● **TASK INSTRUCTIONS**
For the string "true", report how many lines in the records below contain it, and nothing more.

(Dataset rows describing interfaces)
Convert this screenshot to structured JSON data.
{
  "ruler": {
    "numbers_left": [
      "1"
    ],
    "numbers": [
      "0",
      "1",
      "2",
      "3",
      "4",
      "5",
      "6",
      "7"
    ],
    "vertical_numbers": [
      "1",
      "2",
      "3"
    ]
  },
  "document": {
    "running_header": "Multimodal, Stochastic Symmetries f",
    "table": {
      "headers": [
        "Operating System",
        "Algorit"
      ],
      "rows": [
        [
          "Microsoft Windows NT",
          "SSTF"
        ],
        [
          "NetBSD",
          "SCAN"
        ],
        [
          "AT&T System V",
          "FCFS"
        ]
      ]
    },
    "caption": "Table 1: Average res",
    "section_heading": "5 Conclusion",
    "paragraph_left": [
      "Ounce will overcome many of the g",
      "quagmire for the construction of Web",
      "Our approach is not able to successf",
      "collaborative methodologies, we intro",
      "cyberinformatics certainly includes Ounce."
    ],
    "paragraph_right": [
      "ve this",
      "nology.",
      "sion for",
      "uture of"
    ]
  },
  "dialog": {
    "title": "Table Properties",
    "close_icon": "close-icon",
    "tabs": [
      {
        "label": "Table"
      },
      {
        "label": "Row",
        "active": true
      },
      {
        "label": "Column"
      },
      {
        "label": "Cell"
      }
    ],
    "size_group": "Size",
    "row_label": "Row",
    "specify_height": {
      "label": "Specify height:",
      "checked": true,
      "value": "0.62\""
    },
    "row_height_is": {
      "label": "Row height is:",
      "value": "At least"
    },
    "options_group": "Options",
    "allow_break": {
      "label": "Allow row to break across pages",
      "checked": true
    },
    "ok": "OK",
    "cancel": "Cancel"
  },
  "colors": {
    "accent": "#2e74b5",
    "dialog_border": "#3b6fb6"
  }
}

● **EXERCISE ANSWER**
3